In a message dated 9/12/05 7:08:23 PM Pacific Daylight Time,
Original poster: "Dan" <DUllfig@xxxxxxxxxxxxx>
Your contention that the current needs a two way path is, i believe,
incorrect. That would be true for DC currents, but not AC. When the
current is flowing from the tramsmitter to the receiver, the charge
accumulates in the top capacitance of the receiver. When the current
is flowing back, it flows back out of the reciver's capacitance, into
the transmitters capacitance.
It is analogous to a hydraulic system, where instead of pumping the
oil always in one direction (you need two hoses to do this), you kept
pumping the oil back and forth. When you do that, you don't need a
return hose, because the oil can go into an accumulator at each end.
Think about it.
PS.: in common household AC, the neutral is not really a return path
either, but a terminal to collect all three phases and add them
together. By definition, being neutral, the neutral does not carry
any current (beyond the untility pole, that is).
I can't agree with your statement here. You are correct in that the
three phase distribution lines do not have power flowing in other
than just those three wires.

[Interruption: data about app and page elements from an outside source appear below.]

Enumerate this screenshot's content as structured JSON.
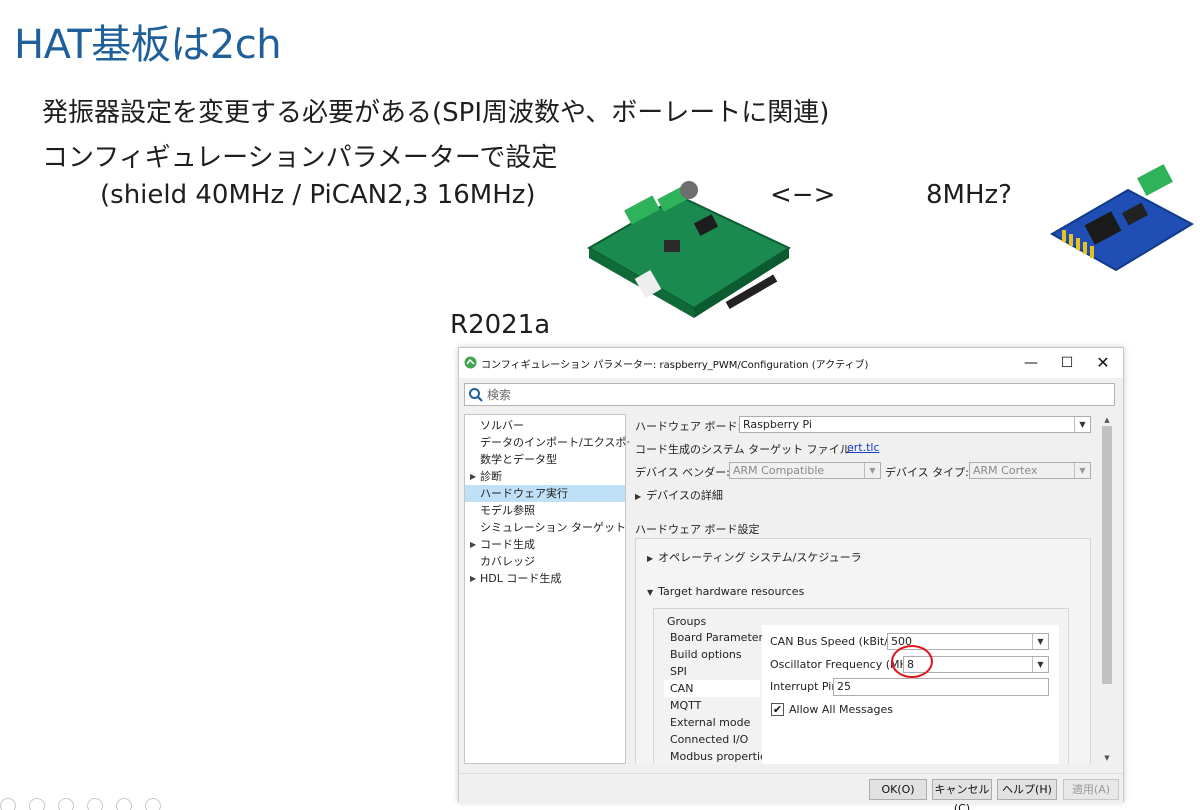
{
  "slide": {
    "title": "HAT基板は2ch",
    "line1": "発振器設定を変更する必要がある(SPI周波数や、ボーレートに関連)",
    "line2": "コンフィギュレーションパラメーターで設定",
    "line3": "(shield 40MHz / PiCAN2,3 16MHz)",
    "arrow": "<−>",
    "mhz": "8MHz?",
    "release": "R2021a"
  },
  "dialog": {
    "title": "コンフィギュレーション パラメーター: raspberry_PWM/Configuration (アクティブ)",
    "buttons": {
      "minimize": "—",
      "maximize": "☐",
      "close": "✕"
    },
    "search_placeholder": "検索",
    "tree": [
      {
        "label": "ソルバー",
        "caret": ""
      },
      {
        "label": "データのインポート/エクスポート",
        "caret": ""
      },
      {
        "label": "数学とデータ型",
        "caret": ""
      },
      {
        "label": "診断",
        "caret": "▶"
      },
      {
        "label": "ハードウェア実行",
        "caret": ""
      },
      {
        "label": "モデル参照",
        "caret": ""
      },
      {
        "label": "シミュレーション ターゲット",
        "caret": ""
      },
      {
        "label": "コード生成",
        "caret": "▶"
      },
      {
        "label": "カバレッジ",
        "caret": ""
      },
      {
        "label": "HDL コード生成",
        "caret": "▶"
      }
    ],
    "hardware_board_label": "ハードウェア ボード:",
    "hardware_board_value": "Raspberry Pi",
    "codegen_label": "コード生成のシステム ターゲット ファイル:",
    "codegen_link": "ert.tlc",
    "device_vendor_label": "デバイス ベンダー:",
    "device_vendor_value": "ARM Compatible",
    "device_type_label": "デバイス タイプ:",
    "device_type_value": "ARM Cortex",
    "device_details": "デバイスの詳細",
    "hw_settings_label": "ハードウェア ボード設定",
    "os_scheduler": "オペレーティング システム/スケジューラ",
    "target_resources": "Target hardware resources",
    "groups_label": "Groups",
    "groups": [
      "Board Parameters",
      "Build options",
      "SPI",
      "CAN",
      "MQTT",
      "External mode",
      "Connected I/O",
      "Modbus properties"
    ],
    "can_speed_label": "CAN Bus Speed (kBit/s):",
    "can_speed_value": "500",
    "osc_label": "Oscillator Frequency (MHz):",
    "osc_value": "8",
    "interrupt_label": "Interrupt Pin:",
    "interrupt_value": "25",
    "allow_all_label": "Allow All Messages",
    "allow_all_checked": "✔",
    "footer": {
      "ok": "OK(O)",
      "cancel": "キャンセル(C)",
      "help": "ヘルプ(H)",
      "apply": "適用(A)"
    }
  },
  "colors": {
    "title_blue": "#1f5f9a",
    "selection": "#bfe0f7",
    "highlight_circle": "#e0151b"
  }
}
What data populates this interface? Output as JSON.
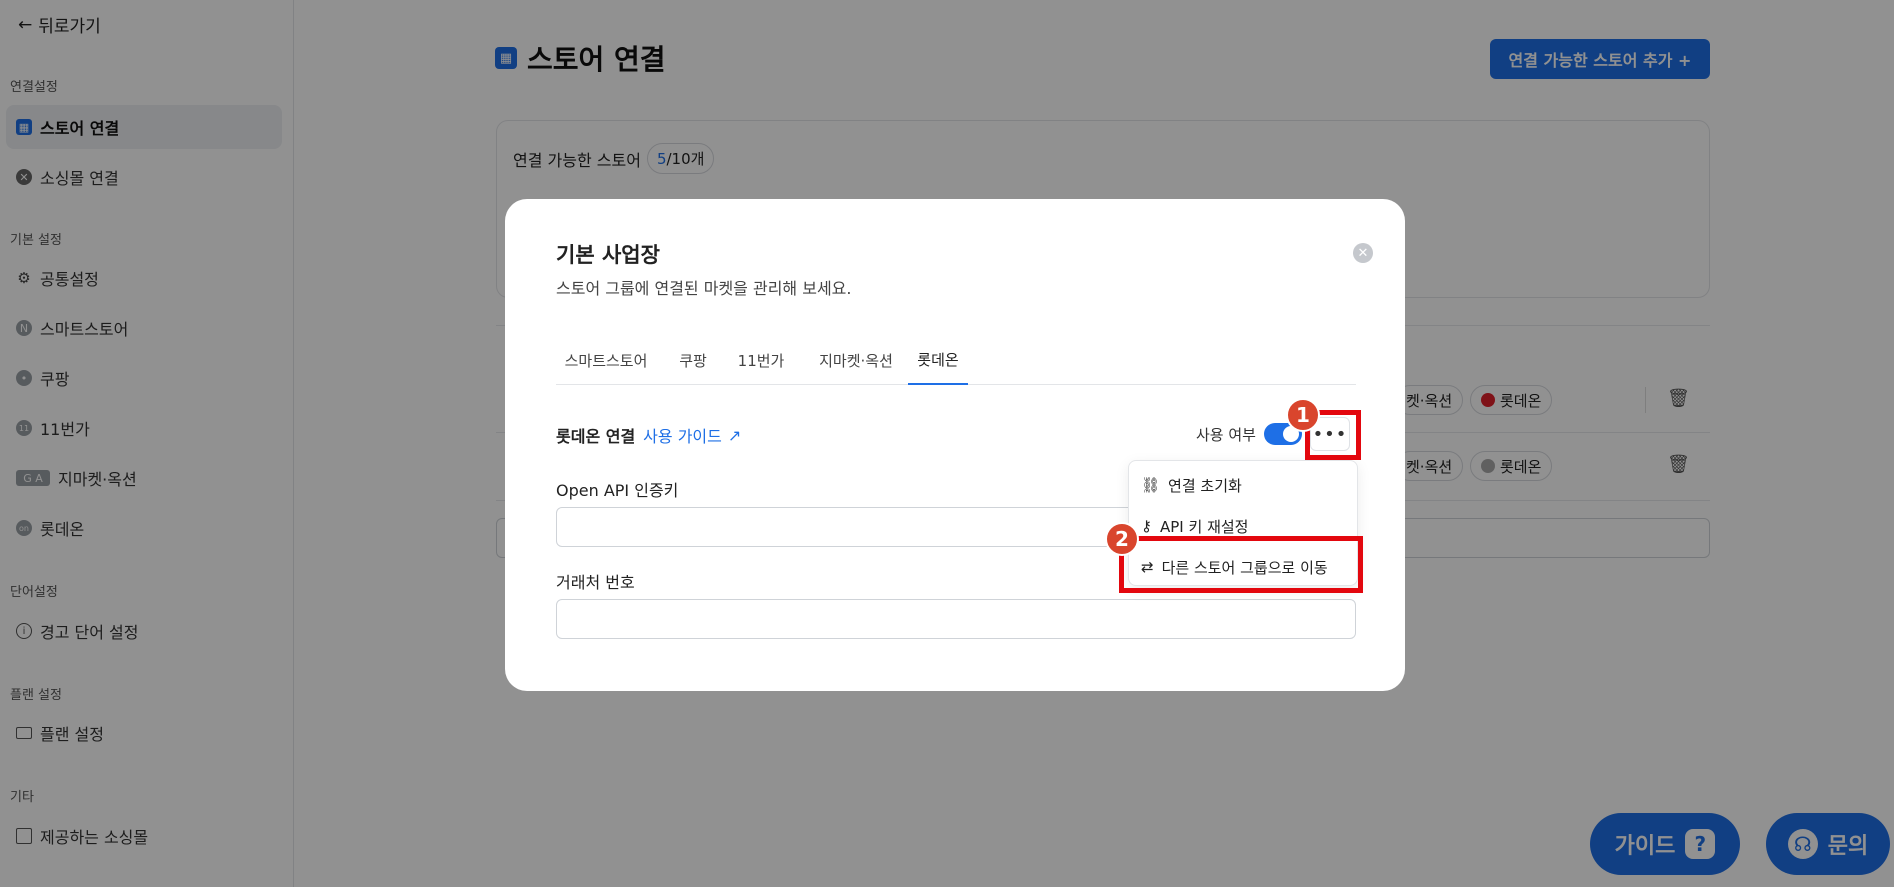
{
  "sidebar": {
    "back_label": "뒤로가기",
    "sections": [
      {
        "title": "연결설정"
      },
      {
        "title": "기본 설정"
      },
      {
        "title": "단어설정"
      },
      {
        "title": "플랜 설정"
      },
      {
        "title": "기타"
      }
    ],
    "items": [
      {
        "label": "스토어 연결",
        "icon": "store-icon"
      },
      {
        "label": "소싱몰 연결",
        "icon": "sourcing-icon"
      },
      {
        "label": "공통설정",
        "icon": "gear-icon"
      },
      {
        "label": "스마트스토어",
        "icon": "naver-icon"
      },
      {
        "label": "쿠팡",
        "icon": "coupang-icon"
      },
      {
        "label": "11번가",
        "icon": "11st-icon"
      },
      {
        "label": "지마켓·옥션",
        "icon": "gmarket-auction-icon"
      },
      {
        "label": "롯데온",
        "icon": "lotteon-icon"
      },
      {
        "label": "경고 단어 설정",
        "icon": "info-icon"
      },
      {
        "label": "플랜 설정",
        "icon": "card-icon"
      },
      {
        "label": "제공하는 소싱몰",
        "icon": "building-icon"
      }
    ]
  },
  "main": {
    "title": "스토어 연결",
    "add_button": "연결 가능한 스토어 추가 +",
    "card_label": "연결 가능한 스토어",
    "count_current": "5",
    "count_total": "/10개",
    "row_tags": [
      "켓·옥션",
      "롯데온"
    ]
  },
  "floating": {
    "guide_label": "가이드",
    "inquiry_label": "문의"
  },
  "modal": {
    "title": "기본 사업장",
    "subtitle": "스토어 그룹에 연결된 마켓을 관리해 보세요.",
    "tabs": [
      "스마트스토어",
      "쿠팡",
      "11번가",
      "지마켓·옥션",
      "롯데온"
    ],
    "active_tab": "롯데온",
    "connection_label": "롯데온 연결",
    "guide_link": "사용 가이드",
    "use_label": "사용 여부",
    "toggle_on": true,
    "more_button": "•••",
    "fields": [
      {
        "label": "Open API 인증키",
        "value": ""
      },
      {
        "label": "거래처 번호",
        "value": ""
      }
    ],
    "menu": [
      {
        "label": "연결 초기화",
        "icon": "unlink-icon"
      },
      {
        "label": "API 키 재설정",
        "icon": "key-icon"
      },
      {
        "label": "다른 스토어 그룹으로 이동",
        "icon": "swap-icon"
      }
    ]
  },
  "annotations": {
    "badge_1": "1",
    "badge_2": "2"
  },
  "colors": {
    "accent": "#1e6fe6",
    "highlight": "#e3070e",
    "badge": "#d9452d"
  }
}
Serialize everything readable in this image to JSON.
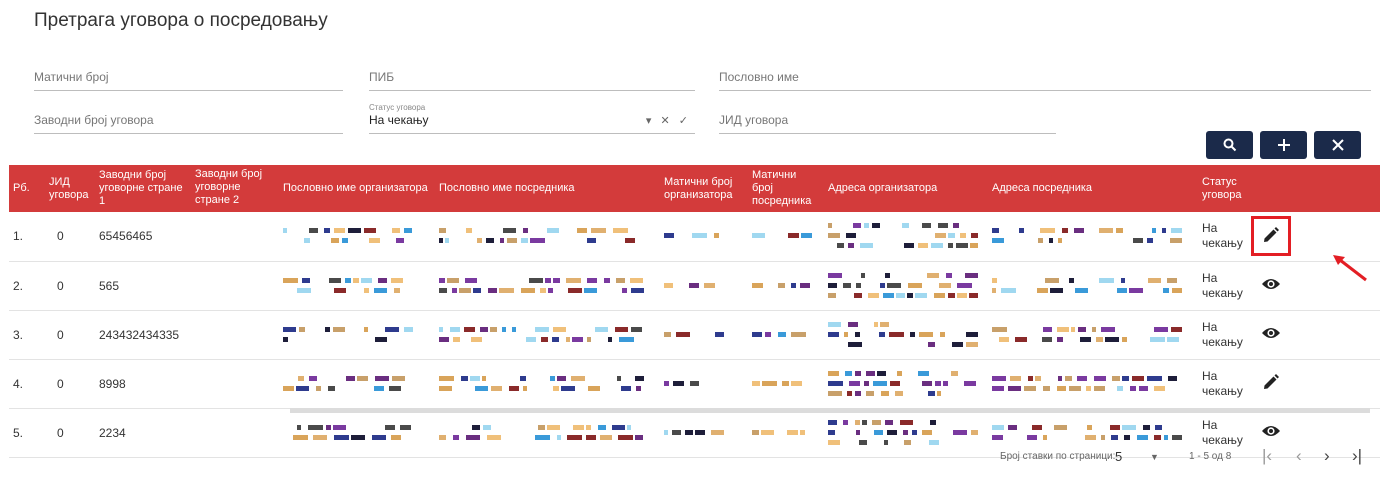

Once this goes through the step down
transformer to your house, you have either 220 volts ac on two wires
where all the power flows just through those two wires (for a 220
volt appliance such as a water heater) or you have 110 volts ac
between either of those 220 volt legs and a neutral line. The full
current for a lamp, toaster, etc. definitely flows in both the hot
lead and the neutral wire for 110 volt circuits.